- Hamilton to Carleton, April 25, 1778. in Haldimand Papers and in Michigan History Collections V9 p. 434. Available online at the Glenn A. Black Laboratory of Archaeology website.
- *English, William Hayden, V1, pg 204
- Lt-Gov. Henry Hamilton's journal describes their arrival, and is available online
- Allison, 77
- Allison, 78
- Allison, 80
- Allison, Harold (1986, Harold Allison). The Tragic Saga of the Indiana Indians. Turner Publishing Company, Paducah. ISBN 0-938021-07-9.
- Cayton, Andrew R. L. (1996). Frontier Indiana. Bloomington, IN: Indiana University Press.
- Dunn, Jacob Piatt, ed. (1894). The Road from Detroit to the Illinois. Documents relating to the French Settlements on the Wabash. Indiana Historical Society Publications.
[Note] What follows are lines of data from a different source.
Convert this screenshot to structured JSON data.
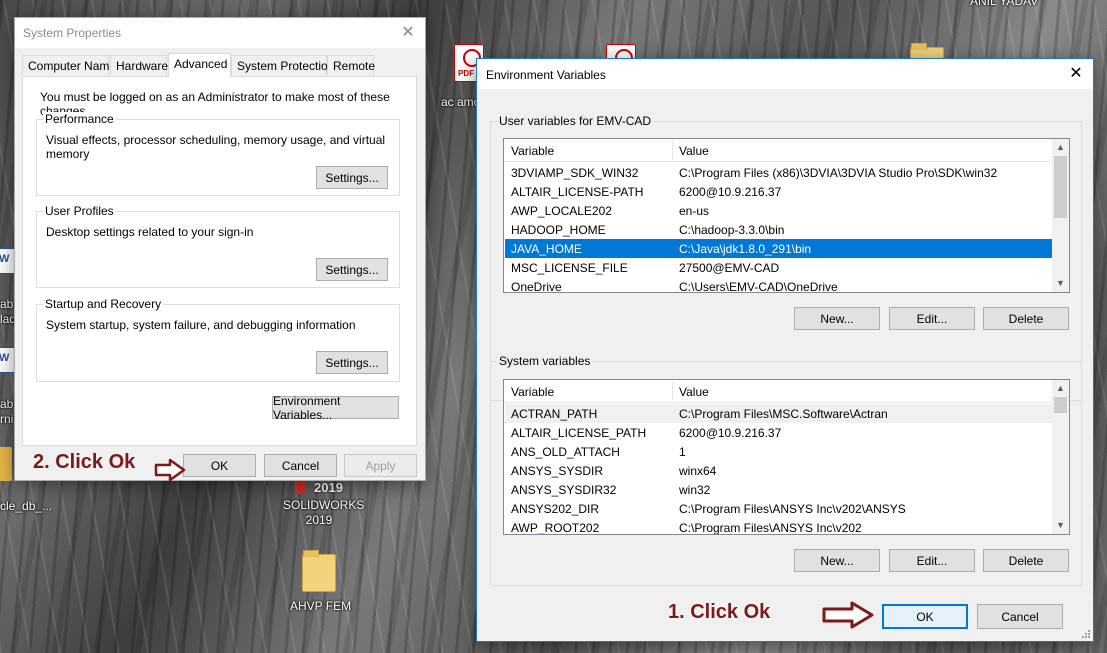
{
  "desktop": {
    "top_right_user": "ANIL YADAV",
    "icons": [
      {
        "label": "ac amc",
        "icon": "pdf-icon"
      },
      {
        "label": "SOLIDWORKS\n2019",
        "icon": "solidworks-icon",
        "badge": "2019"
      },
      {
        "label": "AHVP FEM",
        "icon": "folder-icon"
      },
      {
        "label": "cle_db_...",
        "icon": "file-icon"
      },
      {
        "label": "abv",
        "icon": "word-doc-icon"
      },
      {
        "label": "laq",
        "icon": "word-doc-icon"
      },
      {
        "label": "abv",
        "icon": "word-doc-icon"
      },
      {
        "label": "rni",
        "icon": "word-doc-icon"
      }
    ],
    "pdf_badge": "PDF"
  },
  "system_properties": {
    "title": "System Properties",
    "tabs": [
      "Computer Name",
      "Hardware",
      "Advanced",
      "System Protection",
      "Remote"
    ],
    "active_tab": "Advanced",
    "admin_note": "You must be logged on as an Administrator to make most of these changes.",
    "performance": {
      "label": "Performance",
      "desc": "Visual effects, processor scheduling, memory usage, and virtual memory",
      "button": "Settings..."
    },
    "user_profiles": {
      "label": "User Profiles",
      "desc": "Desktop settings related to your sign-in",
      "button": "Settings..."
    },
    "startup_recovery": {
      "label": "Startup and Recovery",
      "desc": "System startup, system failure, and debugging information",
      "button": "Settings..."
    },
    "env_button": "Environment Variables...",
    "ok": "OK",
    "cancel": "Cancel",
    "apply": "Apply"
  },
  "environment_variables": {
    "title": "Environment Variables",
    "user_group_label": "User variables for EMV-CAD",
    "system_group_label": "System variables",
    "col_variable": "Variable",
    "col_value": "Value",
    "user_rows": [
      {
        "name": "3DVIAMP_SDK_WIN32",
        "value": "C:\\Program Files (x86)\\3DVIA\\3DVIA Studio Pro\\SDK\\win32"
      },
      {
        "name": "ALTAIR_LICENSE-PATH",
        "value": "6200@10.9.216.37"
      },
      {
        "name": "AWP_LOCALE202",
        "value": "en-us"
      },
      {
        "name": "HADOOP_HOME",
        "value": "C:\\hadoop-3.3.0\\bin"
      },
      {
        "name": "JAVA_HOME",
        "value": "C:\\Java\\jdk1.8.0_291\\bin"
      },
      {
        "name": "MSC_LICENSE_FILE",
        "value": "27500@EMV-CAD"
      },
      {
        "name": "OneDrive",
        "value": "C:\\Users\\EMV-CAD\\OneDrive"
      }
    ],
    "user_selected": "JAVA_HOME",
    "system_rows": [
      {
        "name": "ACTRAN_PATH",
        "value": "C:\\Program Files\\MSC.Software\\Actran"
      },
      {
        "name": "ALTAIR_LICENSE_PATH",
        "value": "6200@10.9.216.37"
      },
      {
        "name": "ANS_OLD_ATTACH",
        "value": "1"
      },
      {
        "name": "ANSYS_SYSDIR",
        "value": "winx64"
      },
      {
        "name": "ANSYS_SYSDIR32",
        "value": "win32"
      },
      {
        "name": "ANSYS202_DIR",
        "value": "C:\\Program Files\\ANSYS Inc\\v202\\ANSYS"
      },
      {
        "name": "AWP_ROOT202",
        "value": "C:\\Program Files\\ANSYS Inc\\v202"
      }
    ],
    "new_button": "New...",
    "edit_button": "Edit...",
    "delete_button": "Delete",
    "ok": "OK",
    "cancel": "Cancel"
  },
  "annotations": {
    "step1": "1.  Click Ok",
    "step2": "2.  Click Ok"
  },
  "colors": {
    "selection": "#0078d7",
    "annotation": "#7a1a1a",
    "window_border": "#1979ca"
  }
}
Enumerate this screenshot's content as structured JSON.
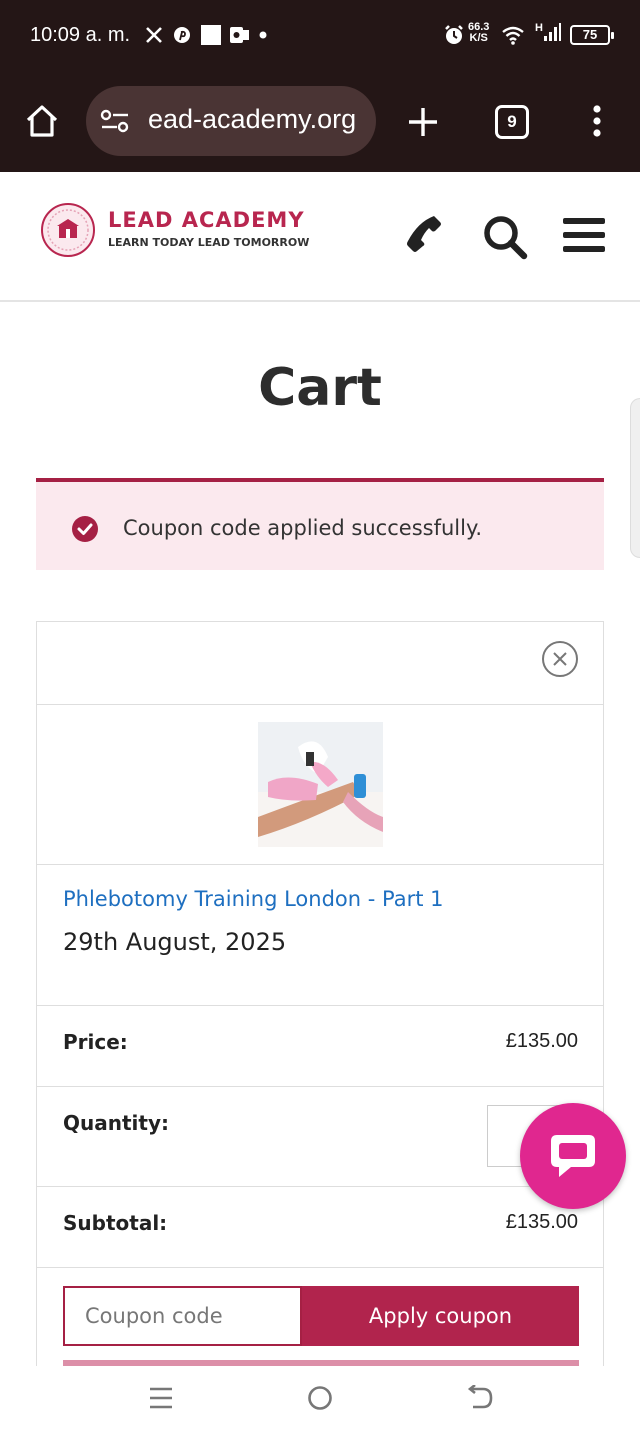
{
  "status_bar": {
    "time": "10:09 a. m.",
    "speed_value": "66.3",
    "speed_unit": "K/S",
    "network": "H",
    "battery": "75"
  },
  "browser": {
    "url": "ead-academy.org",
    "tab_count": "9"
  },
  "site": {
    "brand_name": "LEAD ACADEMY",
    "tagline": "LEARN TODAY LEAD TOMORROW"
  },
  "page": {
    "title": "Cart"
  },
  "notice": {
    "message": "Coupon code applied successfully."
  },
  "cart": {
    "product_name": "Phlebotomy Training London - Part 1",
    "product_date": "29th August, 2025",
    "price_label": "Price:",
    "price_value": "£135.00",
    "quantity_label": "Quantity:",
    "subtotal_label": "Subtotal:",
    "subtotal_value": "£135.00",
    "coupon_placeholder": "Coupon code",
    "apply_label": "Apply coupon"
  },
  "colors": {
    "brand": "#b8264f",
    "accent": "#a52044",
    "chat": "#e0278f",
    "link": "#1e6fc0"
  }
}
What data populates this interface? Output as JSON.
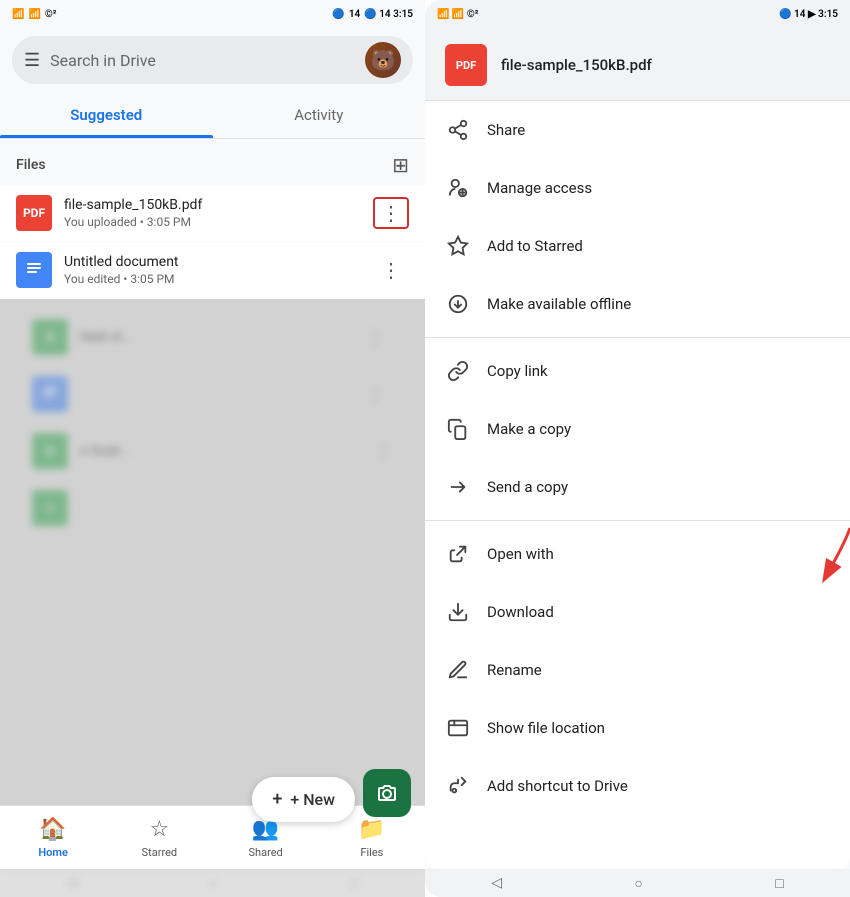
{
  "left": {
    "statusBar": {
      "left": "📶 📶 ©²",
      "right": "🔵 14 3:15"
    },
    "searchPlaceholder": "Search in Drive",
    "tabs": [
      {
        "id": "suggested",
        "label": "Suggested",
        "active": true
      },
      {
        "id": "activity",
        "label": "Activity",
        "active": false
      }
    ],
    "filesLabel": "Files",
    "files": [
      {
        "id": "pdf1",
        "name": "file-sample_150kB.pdf",
        "meta": "You uploaded • 3:05 PM",
        "type": "pdf",
        "iconLabel": "PDF",
        "highlighted": true
      },
      {
        "id": "doc1",
        "name": "Untitled document",
        "meta": "You edited • 3:05 PM",
        "type": "doc",
        "iconLabel": "≡",
        "highlighted": false
      }
    ],
    "blurredFiles": [
      {
        "id": "sheet1",
        "name": "heet.xl...",
        "type": "sheet",
        "iconLabel": "X"
      },
      {
        "id": "doc2",
        "name": "",
        "type": "doc",
        "iconLabel": "≡"
      },
      {
        "id": "sheet2",
        "name": "s Guid...",
        "type": "sheet",
        "iconLabel": "X"
      },
      {
        "id": "plus1",
        "name": "",
        "type": "plus",
        "iconLabel": "+"
      }
    ],
    "newButton": "+ New",
    "bottomNav": [
      {
        "id": "home",
        "label": "Home",
        "icon": "🏠",
        "active": true
      },
      {
        "id": "starred",
        "label": "Starred",
        "icon": "☆",
        "active": false
      },
      {
        "id": "shared",
        "label": "Shared",
        "icon": "👥",
        "active": false
      },
      {
        "id": "files",
        "label": "Files",
        "icon": "📁",
        "active": false
      }
    ],
    "systemNav": [
      "◁",
      "○",
      "□"
    ]
  },
  "right": {
    "statusBar": {
      "left": "📶 📶 ©²",
      "right": "🔵 14 3:15"
    },
    "filename": "file-sample_150kB.pdf",
    "menuItems": [
      {
        "id": "share",
        "label": "Share",
        "icon": "share"
      },
      {
        "id": "manage-access",
        "label": "Manage access",
        "icon": "manage"
      },
      {
        "id": "add-starred",
        "label": "Add to Starred",
        "icon": "star"
      },
      {
        "id": "offline",
        "label": "Make available offline",
        "icon": "offline"
      },
      {
        "id": "divider1",
        "type": "divider"
      },
      {
        "id": "copy-link",
        "label": "Copy link",
        "icon": "link"
      },
      {
        "id": "make-copy",
        "label": "Make a copy",
        "icon": "copy"
      },
      {
        "id": "send-copy",
        "label": "Send a copy",
        "icon": "send"
      },
      {
        "id": "divider2",
        "type": "divider"
      },
      {
        "id": "open-with",
        "label": "Open with",
        "icon": "open"
      },
      {
        "id": "download",
        "label": "Download",
        "icon": "download"
      },
      {
        "id": "rename",
        "label": "Rename",
        "icon": "rename"
      },
      {
        "id": "show-location",
        "label": "Show file location",
        "icon": "location"
      },
      {
        "id": "shortcut",
        "label": "Add shortcut to Drive",
        "icon": "shortcut"
      }
    ],
    "systemNav": [
      "◁",
      "○",
      "□"
    ]
  }
}
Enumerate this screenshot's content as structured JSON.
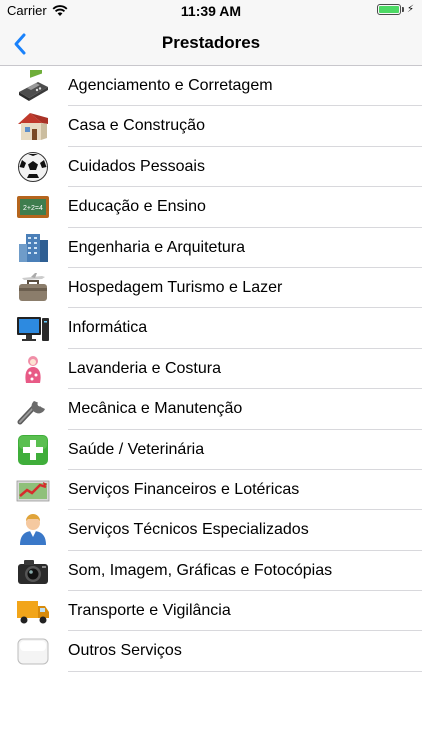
{
  "status": {
    "carrier": "Carrier",
    "time": "11:39 AM"
  },
  "nav": {
    "title": "Prestadores",
    "back_icon": "chevron-left-icon"
  },
  "categories": [
    {
      "label": "Agenciamento e Corretagem",
      "icon": "card-machine-icon"
    },
    {
      "label": "Casa e Construção",
      "icon": "house-icon"
    },
    {
      "label": "Cuidados Pessoais",
      "icon": "soccer-ball-icon"
    },
    {
      "label": "Educação e Ensino",
      "icon": "chalkboard-icon"
    },
    {
      "label": "Engenharia e Arquitetura",
      "icon": "building-icon"
    },
    {
      "label": "Hospedagem Turismo e Lazer",
      "icon": "suitcase-plane-icon"
    },
    {
      "label": "Informática",
      "icon": "computer-icon"
    },
    {
      "label": "Lavanderia e Costura",
      "icon": "doll-icon"
    },
    {
      "label": "Mecânica e Manutenção",
      "icon": "wrench-icon"
    },
    {
      "label": "Saúde / Veterinária",
      "icon": "health-cross-icon"
    },
    {
      "label": "Serviços Financeiros e Lotéricas",
      "icon": "finance-chart-icon"
    },
    {
      "label": "Serviços Técnicos Especializados",
      "icon": "person-icon"
    },
    {
      "label": "Som, Imagem, Gráficas e Fotocópias",
      "icon": "camera-icon"
    },
    {
      "label": "Transporte e Vigilância",
      "icon": "truck-icon"
    },
    {
      "label": "Outros Serviços",
      "icon": "blank-box-icon"
    }
  ]
}
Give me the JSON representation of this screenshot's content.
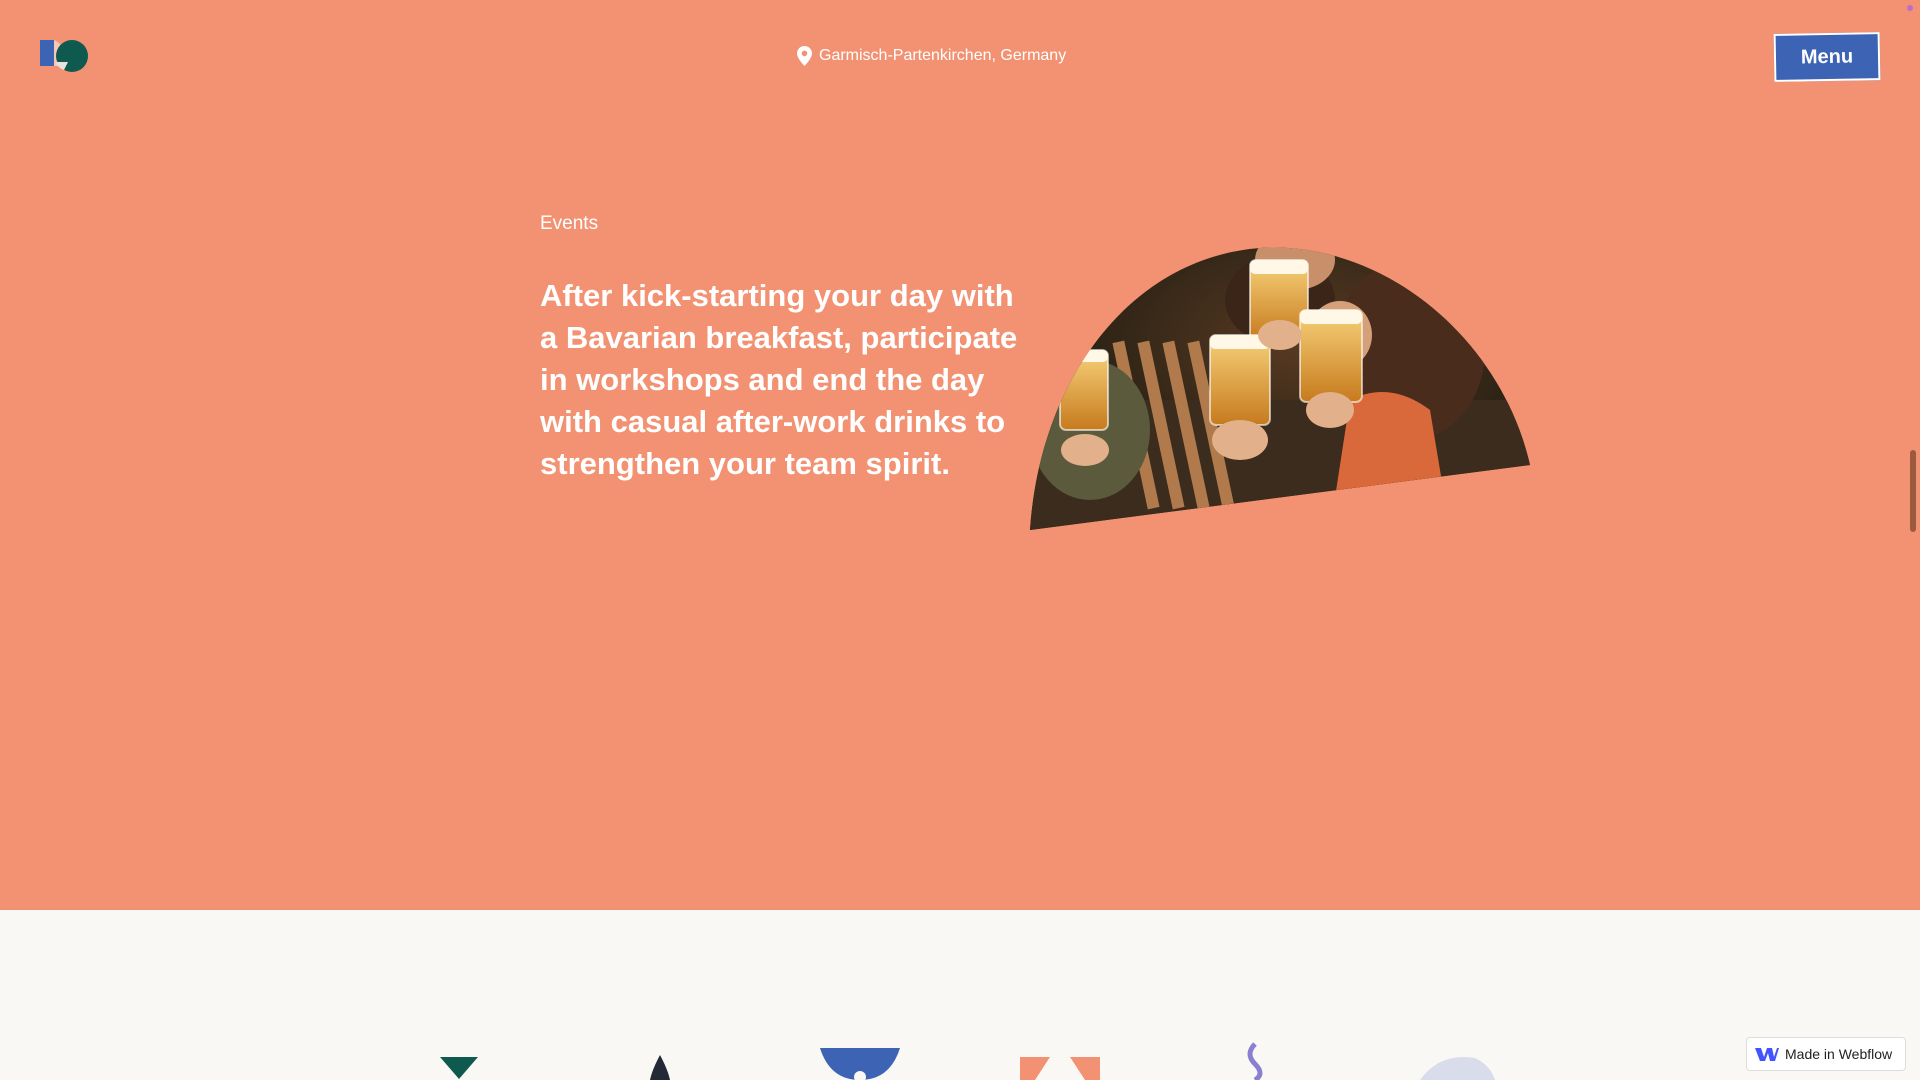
{
  "header": {
    "location": "Garmisch-Partenkirchen, Germany",
    "menu_label": "Menu"
  },
  "events": {
    "label": "Events",
    "headline": "After kick-starting your day with a Bavarian breakfast, participate in workshops and end the day with casual after-work drinks to strengthen your team spirit."
  },
  "badge": {
    "label": "Made in Webflow"
  },
  "colors": {
    "hero_background": "#f29272",
    "menu_button": "#3d63b4",
    "footer_background": "#faf8f5"
  },
  "icons": {
    "logo": "logo-mark",
    "location": "map-pin-icon",
    "webflow": "webflow-logo-icon"
  }
}
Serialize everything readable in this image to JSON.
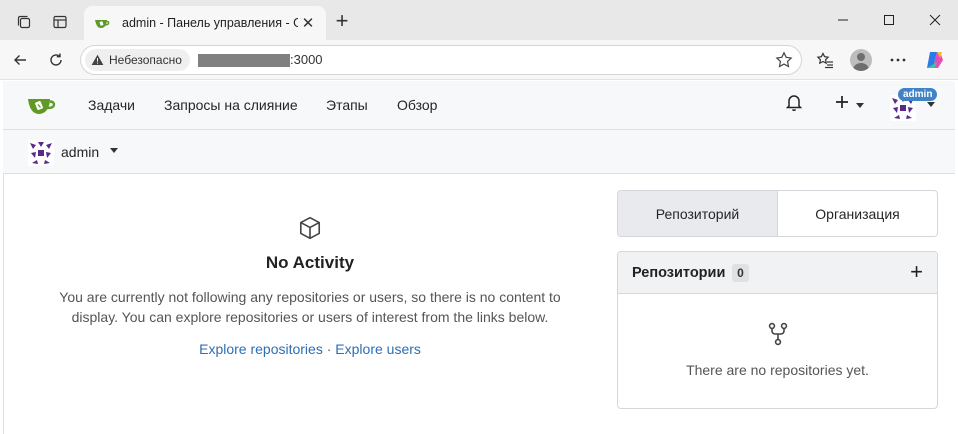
{
  "browser": {
    "tab_title": "admin - Панель управления - Gi",
    "security_label": "Небезопасно",
    "url_suffix": ":3000"
  },
  "nav": {
    "items": [
      {
        "label": "Задачи"
      },
      {
        "label": "Запросы на слияние"
      },
      {
        "label": "Этапы"
      },
      {
        "label": "Обзор"
      }
    ],
    "admin_badge": "admin"
  },
  "context": {
    "name": "admin"
  },
  "feed": {
    "title": "No Activity",
    "description": "You are currently not following any repositories or users, so there is no content to display. You can explore repositories or users of interest from the links below.",
    "explore_repos": "Explore repositories",
    "separator": "·",
    "explore_users": "Explore users"
  },
  "sidebar": {
    "switch": [
      {
        "label": "Репозиторий",
        "active": true
      },
      {
        "label": "Организация",
        "active": false
      }
    ],
    "repos_title": "Репозитории",
    "repos_count": "0",
    "empty_text": "There are no repositories yet."
  },
  "colors": {
    "link": "#2e6eb5",
    "badge": "#4183c4",
    "gitea_green": "#609926",
    "avatar_purple": "#5b2a86"
  },
  "icons": [
    "tab-actions-icon",
    "sidebar-toggle-icon",
    "gitea-favicon",
    "close-icon",
    "plus-icon",
    "minimize-icon",
    "maximize-icon",
    "back-icon",
    "reload-icon",
    "warning-icon",
    "star-icon",
    "favorites-icon",
    "more-icon",
    "copilot-icon",
    "bell-icon",
    "package-icon",
    "repo-fork-icon"
  ]
}
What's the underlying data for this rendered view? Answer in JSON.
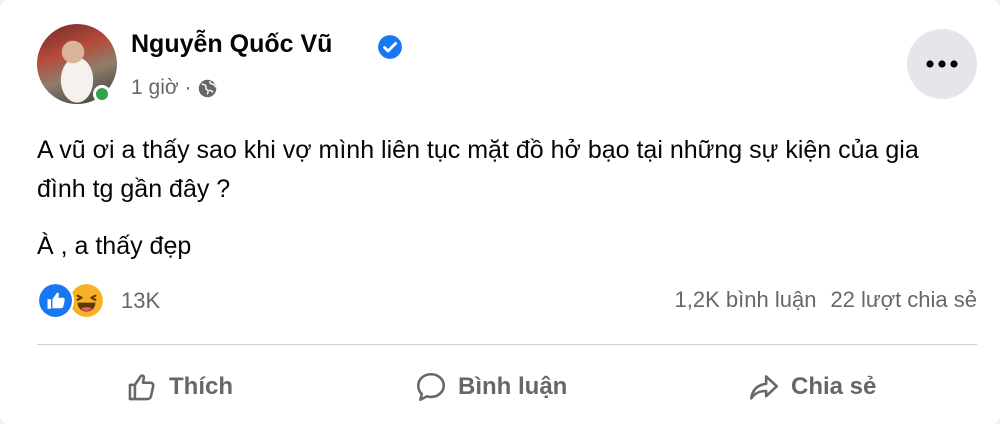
{
  "post": {
    "author_name": "Nguyễn Quốc Vũ",
    "time": "1 giờ ·",
    "paragraph_1": "A vũ ơi a thấy sao khi vợ mình liên tục mặt đồ hở bạo tại những sự kiện của gia đình tg gần đây ?",
    "paragraph_2": "À , a thấy đẹp"
  },
  "reactions": {
    "count": "13K",
    "icons": [
      "like-icon",
      "haha-icon"
    ]
  },
  "stats": {
    "comments": "1,2K bình luận",
    "shares": "22 lượt chia sẻ"
  },
  "actions": {
    "like_label": "Thích",
    "comment_label": "Bình luận",
    "share_label": "Chia sẻ"
  },
  "colors": {
    "verified": "#1877f2",
    "online": "#31a24c",
    "secondary_text": "#65676b"
  }
}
- English, William Hayden (1896). Conquest of the Country Northwest of the River Ohio 1778–1783 and Life of Gen. George Rogers Clark. Vol I. The Bowen-Merrill Company, Indianapolis, Ind., and Kansas City, Mo.